* Material supplied *
·····
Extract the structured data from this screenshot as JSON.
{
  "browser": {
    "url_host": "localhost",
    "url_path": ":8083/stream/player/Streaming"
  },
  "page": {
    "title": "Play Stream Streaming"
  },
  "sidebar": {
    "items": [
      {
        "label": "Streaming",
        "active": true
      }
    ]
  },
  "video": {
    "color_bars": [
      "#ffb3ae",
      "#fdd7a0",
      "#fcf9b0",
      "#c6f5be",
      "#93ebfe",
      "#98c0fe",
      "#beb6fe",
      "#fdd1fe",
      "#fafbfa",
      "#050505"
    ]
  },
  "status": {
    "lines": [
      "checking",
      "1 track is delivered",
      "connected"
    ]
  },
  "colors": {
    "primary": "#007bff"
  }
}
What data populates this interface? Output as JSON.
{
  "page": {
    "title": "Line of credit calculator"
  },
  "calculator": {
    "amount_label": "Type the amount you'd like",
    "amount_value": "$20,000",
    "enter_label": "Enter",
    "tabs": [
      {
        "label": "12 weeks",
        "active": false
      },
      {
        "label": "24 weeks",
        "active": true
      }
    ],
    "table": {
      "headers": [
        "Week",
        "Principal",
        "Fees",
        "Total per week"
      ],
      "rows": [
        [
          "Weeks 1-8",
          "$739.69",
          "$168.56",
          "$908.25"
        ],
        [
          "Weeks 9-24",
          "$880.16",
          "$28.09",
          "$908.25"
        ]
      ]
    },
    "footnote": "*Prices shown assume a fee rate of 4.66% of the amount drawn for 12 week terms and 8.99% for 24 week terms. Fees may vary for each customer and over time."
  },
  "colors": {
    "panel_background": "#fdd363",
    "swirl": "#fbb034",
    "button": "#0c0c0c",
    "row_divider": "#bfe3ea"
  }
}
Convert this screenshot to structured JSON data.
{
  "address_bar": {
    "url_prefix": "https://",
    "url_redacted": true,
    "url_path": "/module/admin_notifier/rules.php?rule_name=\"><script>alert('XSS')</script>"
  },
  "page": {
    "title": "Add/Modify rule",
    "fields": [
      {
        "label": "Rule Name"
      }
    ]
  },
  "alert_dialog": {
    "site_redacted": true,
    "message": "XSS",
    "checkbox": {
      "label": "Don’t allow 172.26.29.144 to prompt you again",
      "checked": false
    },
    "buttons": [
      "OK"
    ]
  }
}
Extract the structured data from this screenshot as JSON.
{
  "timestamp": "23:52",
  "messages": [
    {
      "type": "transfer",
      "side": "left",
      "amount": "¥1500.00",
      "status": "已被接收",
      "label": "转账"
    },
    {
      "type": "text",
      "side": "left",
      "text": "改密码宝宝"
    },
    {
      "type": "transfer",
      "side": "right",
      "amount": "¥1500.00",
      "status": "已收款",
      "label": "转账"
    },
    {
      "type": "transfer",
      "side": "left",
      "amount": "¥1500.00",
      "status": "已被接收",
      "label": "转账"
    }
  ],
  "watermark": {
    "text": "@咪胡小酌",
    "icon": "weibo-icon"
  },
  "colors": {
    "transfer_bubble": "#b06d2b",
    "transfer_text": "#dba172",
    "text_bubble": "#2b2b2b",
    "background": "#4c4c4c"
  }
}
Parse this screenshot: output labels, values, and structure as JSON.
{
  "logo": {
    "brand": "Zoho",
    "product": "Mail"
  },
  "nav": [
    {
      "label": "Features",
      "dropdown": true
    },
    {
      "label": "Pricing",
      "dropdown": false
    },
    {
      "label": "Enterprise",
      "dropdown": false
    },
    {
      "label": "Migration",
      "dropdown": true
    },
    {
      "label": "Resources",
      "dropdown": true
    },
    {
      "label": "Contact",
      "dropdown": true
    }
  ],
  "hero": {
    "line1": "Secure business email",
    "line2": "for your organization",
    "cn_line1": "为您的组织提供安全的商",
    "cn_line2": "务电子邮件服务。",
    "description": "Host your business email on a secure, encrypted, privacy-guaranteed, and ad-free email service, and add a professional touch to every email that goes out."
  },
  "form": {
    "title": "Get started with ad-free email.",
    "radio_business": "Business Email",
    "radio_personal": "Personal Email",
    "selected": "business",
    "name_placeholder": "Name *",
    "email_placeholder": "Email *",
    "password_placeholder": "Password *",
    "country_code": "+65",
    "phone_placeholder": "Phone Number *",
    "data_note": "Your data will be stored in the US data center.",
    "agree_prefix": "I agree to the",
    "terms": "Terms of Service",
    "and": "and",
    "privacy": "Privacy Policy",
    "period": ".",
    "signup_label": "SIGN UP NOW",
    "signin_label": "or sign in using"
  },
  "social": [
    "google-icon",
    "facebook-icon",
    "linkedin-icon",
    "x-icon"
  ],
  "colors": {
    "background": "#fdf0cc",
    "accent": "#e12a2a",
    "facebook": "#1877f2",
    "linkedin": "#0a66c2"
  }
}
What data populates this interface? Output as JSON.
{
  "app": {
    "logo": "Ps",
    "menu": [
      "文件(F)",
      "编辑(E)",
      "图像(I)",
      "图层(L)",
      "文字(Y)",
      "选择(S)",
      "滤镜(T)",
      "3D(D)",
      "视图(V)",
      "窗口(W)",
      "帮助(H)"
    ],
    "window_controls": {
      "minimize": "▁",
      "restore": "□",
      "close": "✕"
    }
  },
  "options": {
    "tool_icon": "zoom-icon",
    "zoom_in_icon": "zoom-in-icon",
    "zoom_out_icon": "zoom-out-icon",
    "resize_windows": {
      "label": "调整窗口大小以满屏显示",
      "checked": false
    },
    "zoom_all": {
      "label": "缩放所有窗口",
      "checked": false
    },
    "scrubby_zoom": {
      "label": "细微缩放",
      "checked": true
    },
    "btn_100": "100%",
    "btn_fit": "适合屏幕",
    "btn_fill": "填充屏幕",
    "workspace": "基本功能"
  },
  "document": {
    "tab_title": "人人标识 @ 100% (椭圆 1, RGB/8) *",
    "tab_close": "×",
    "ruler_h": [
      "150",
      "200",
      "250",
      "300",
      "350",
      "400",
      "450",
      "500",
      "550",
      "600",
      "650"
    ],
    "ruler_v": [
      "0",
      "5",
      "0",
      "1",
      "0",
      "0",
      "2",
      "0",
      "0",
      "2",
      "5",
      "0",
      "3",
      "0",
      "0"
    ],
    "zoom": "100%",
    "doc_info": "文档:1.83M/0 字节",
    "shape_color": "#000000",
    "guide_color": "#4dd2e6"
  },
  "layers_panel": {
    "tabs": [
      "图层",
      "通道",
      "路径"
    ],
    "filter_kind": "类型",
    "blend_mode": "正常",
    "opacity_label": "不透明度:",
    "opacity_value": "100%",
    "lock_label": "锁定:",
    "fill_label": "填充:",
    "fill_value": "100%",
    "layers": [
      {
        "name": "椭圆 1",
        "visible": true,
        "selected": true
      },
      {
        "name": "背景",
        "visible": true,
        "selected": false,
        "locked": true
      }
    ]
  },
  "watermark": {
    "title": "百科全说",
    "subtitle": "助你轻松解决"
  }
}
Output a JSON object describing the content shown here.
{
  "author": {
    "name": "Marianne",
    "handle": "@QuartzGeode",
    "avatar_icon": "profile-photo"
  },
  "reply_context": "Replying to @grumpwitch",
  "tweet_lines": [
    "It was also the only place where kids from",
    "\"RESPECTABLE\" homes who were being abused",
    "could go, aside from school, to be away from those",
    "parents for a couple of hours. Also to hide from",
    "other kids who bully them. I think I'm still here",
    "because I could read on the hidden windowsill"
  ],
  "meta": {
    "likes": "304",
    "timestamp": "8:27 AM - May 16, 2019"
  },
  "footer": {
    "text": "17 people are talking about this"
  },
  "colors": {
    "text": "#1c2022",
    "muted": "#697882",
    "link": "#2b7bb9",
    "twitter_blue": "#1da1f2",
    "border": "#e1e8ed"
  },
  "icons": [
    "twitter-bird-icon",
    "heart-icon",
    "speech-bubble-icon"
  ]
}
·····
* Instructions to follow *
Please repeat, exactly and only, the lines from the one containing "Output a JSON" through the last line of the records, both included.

* Your solution *
Output a JSON object describing the content shown here.
{
  "author": {
    "name": "Marianne",
    "handle": "@QuartzGeode",
    "avatar_icon": "profile-photo"
  },
  "reply_context": "Replying to @grumpwitch",
  "tweet_lines": [
    "It was also the only place where kids from",
    "\"RESPECTABLE\" homes who were being abused",
    "could go, aside from school, to be away from those",
    "parents for a couple of hours. Also to hide from",
    "other kids who bully them. I think I'm still here",
    "because I could read on the hidden windowsill"
  ],
  "meta": {
    "likes": "304",
    "timestamp": "8:27 AM - May 16, 2019"
  },
  "footer": {
    "text": "17 people are talking about this"
  },
  "colors": {
    "text": "#1c2022",
    "muted": "#697882",
    "link": "#2b7bb9",
    "twitter_blue": "#1da1f2",
    "border": "#e1e8ed"
  },
  "icons": [
    "twitter-bird-icon",
    "heart-icon",
    "speech-bubble-icon"
  ]
}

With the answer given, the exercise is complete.